SELCO has also created other small entrepreneurs who use the solar panels to charge numerous small batteries which they then lend to street vendors for a nominal daily price. This has boosted their monthly incomes from Rs. 4500 to Rs. 13000.[8] Other people who have benefited from SELCO's venture are the rose pickers in a village in Bangalore who earlier used to hold a lamp in one of their hands and pick roses from the other as part of their daily pre-dawn routine. SELCO has helped them in acquiring solar powered headlamps which the workers can now wear. With both hands now being free, the productivity of the workers has doubled resulting in a direct improvement in their income.

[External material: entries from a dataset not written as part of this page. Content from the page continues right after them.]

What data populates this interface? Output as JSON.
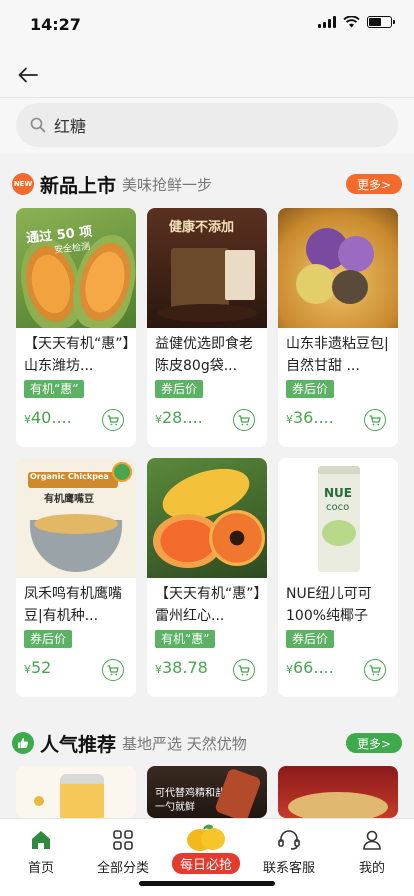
{
  "status": {
    "time": "14:27"
  },
  "search": {
    "value": "红糖"
  },
  "sections": [
    {
      "badge": "NEW",
      "title": "新品上市",
      "subtitle": "美味抢鲜一步",
      "more": "更多>"
    },
    {
      "badge": "",
      "title": "人气推荐",
      "subtitle": "基地严选 天然优物",
      "more": "更多>"
    }
  ],
  "products": [
    {
      "name": "【天天有机“惠”】山东潍坊...",
      "tag": "有机“惠”",
      "currency": "¥",
      "price": "40....",
      "img_text": "通过 50 项",
      "img_text2": "安全检测"
    },
    {
      "name": "益健优选即食老陈皮80g袋...",
      "tag": "券后价",
      "currency": "¥",
      "price": "28....",
      "img_text": "健康不添加",
      "img_text2": ""
    },
    {
      "name": "山东非遗粘豆包|自然甘甜 ...",
      "tag": "券后价",
      "currency": "¥",
      "price": "36....",
      "img_text": "",
      "img_text2": ""
    },
    {
      "name": "凤禾鸣有机鹰嘴豆|有机种...",
      "tag": "券后价",
      "currency": "¥",
      "price": "52",
      "img_text": "Organic Chickpea",
      "img_text2": "有机鹰嘴豆"
    },
    {
      "name": "【天天有机“惠”】雷州红心...",
      "tag": "有机“惠”",
      "currency": "¥",
      "price": "38.78",
      "img_text": "",
      "img_text2": ""
    },
    {
      "name": "NUE纽儿可可100%纯椰子水...",
      "tag": "券后价",
      "currency": "¥",
      "price": "66....",
      "img_text": "NUE",
      "img_text2": "coco"
    }
  ],
  "recommend_images": [
    {
      "img_text": "",
      "img_text2": ""
    },
    {
      "img_text": "可代替鸡精和盐",
      "img_text2": "一勺就鲜"
    },
    {
      "img_text": "",
      "img_text2": ""
    }
  ],
  "tabbar": [
    {
      "label": "首页",
      "icon": "home-icon"
    },
    {
      "label": "全部分类",
      "icon": "grid-icon"
    },
    {
      "label": "每日必抢",
      "icon": "mango-icon"
    },
    {
      "label": "联系客服",
      "icon": "headset-icon"
    },
    {
      "label": "我的",
      "icon": "person-icon"
    }
  ],
  "colors": {
    "accent_green": "#4aa550",
    "tag_green": "#5ab262",
    "more_orange": "#f26b2c",
    "more_green": "#3daa4c"
  }
}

Recognition[edit]

1) Received Accenture Economic Development award in 2005 From Tech Museum[11][12]

2) Ashden Award for sustainable Energy in 2005(List of Ashden Award winners) [13]

3) Ashden Award for outstanding achievement in 2007 (List of Ashden Award winners)[14][15]

4) Winner of FT ArcelorMittal Boldness in Business awards in 2009 in Corporate Responsibility.[16]

5) SELCO's products found place in "Design for the other 90%" exhibition from Cooper-Hewitt Museum.[17]

Notes[edit]

  1. ^ Rashmee Roshan Lall (2007-06-22). "India shines at Green Oscars". Online webpage of The Times of India, dated 2007-06-22. Retrieved 2007-06-22. 
  2. ^ "Harish Hande of SELCO India: Shedding Light on India's Underserved Markets - India Knowledge@Wharton". Retrieved 23 February 2012. 
  3. ^ Bose, Praveen (5 August 2012). "LIGHTING UP LIVES". Business Standard. Retrieved 23 February 2012. 
  4. ^ a b "Founding SELCO | Design and Social Enterprise - Selco India". Design and Social Enterprise Case Study, SELCO. Yale School of Management. Retrieved 23 February 2012. 
  5. ^ "FEATURE - Micro loans bring light to rural poor". Reuters. 27 October 2009. 
  6. ^ "Lighting for Street Vendors | Design and Social Enterprise - Selco India". Design and Social Enterprise Case Series, SELCO. Yale School of Management. Retrieved 24 February 2012. 
  7. ^ a b "Hande's spirit lights up thousands of lives". The Times Of India. 15 May 2009. 
  8. ^ a b Sen, Snigdha (15 March 2007). "Lighting Up Rural India". CNN Money. Retrieved 24 February 2012. 
  9. ^ http://www.outlookindia.com/printarticle.aspx?277825.  Missing or empty |title= (help)
  10. ^ http://sfa-pv.org/partners/social-enterprises/selco.html.  Missing or empty |title= (help)
  11. ^ http://thetechawards.thetech.org/laureate/archive/2005.  Missing or empty |title= (help)
  12. ^ The Hindu http://www.thehindubusinessline.in/2005/11/14/stories/2005111402200202.htm |url= missing title (help). 
  13. ^ http://india-reports.in/energy-peak-oil/sustainable-living-in-india/ashden-award-for-sustainable-energy-2005-selco/.  Missing or empty |title= (help)
  14. ^ http://www.ashden.org/winners/selco07.  Missing or empty |title= (help)
  15. ^ "India shines at Green Oscars". Times of India. 22 June 2007. 
  16. ^ FT http://www.ft.com/intl/cms/s/0/cb0b871a-0f98-11de-a8ae-0000779fd2ac.html#axzz1nCl55TXy |url= missing title (help). 
  17. ^ http://archive.cooperhewitt.org/other90/other90.cooperhewitt.org/Design/solar-home-lighting-system.html.  Missing or empty |title= (help)

External links[edit]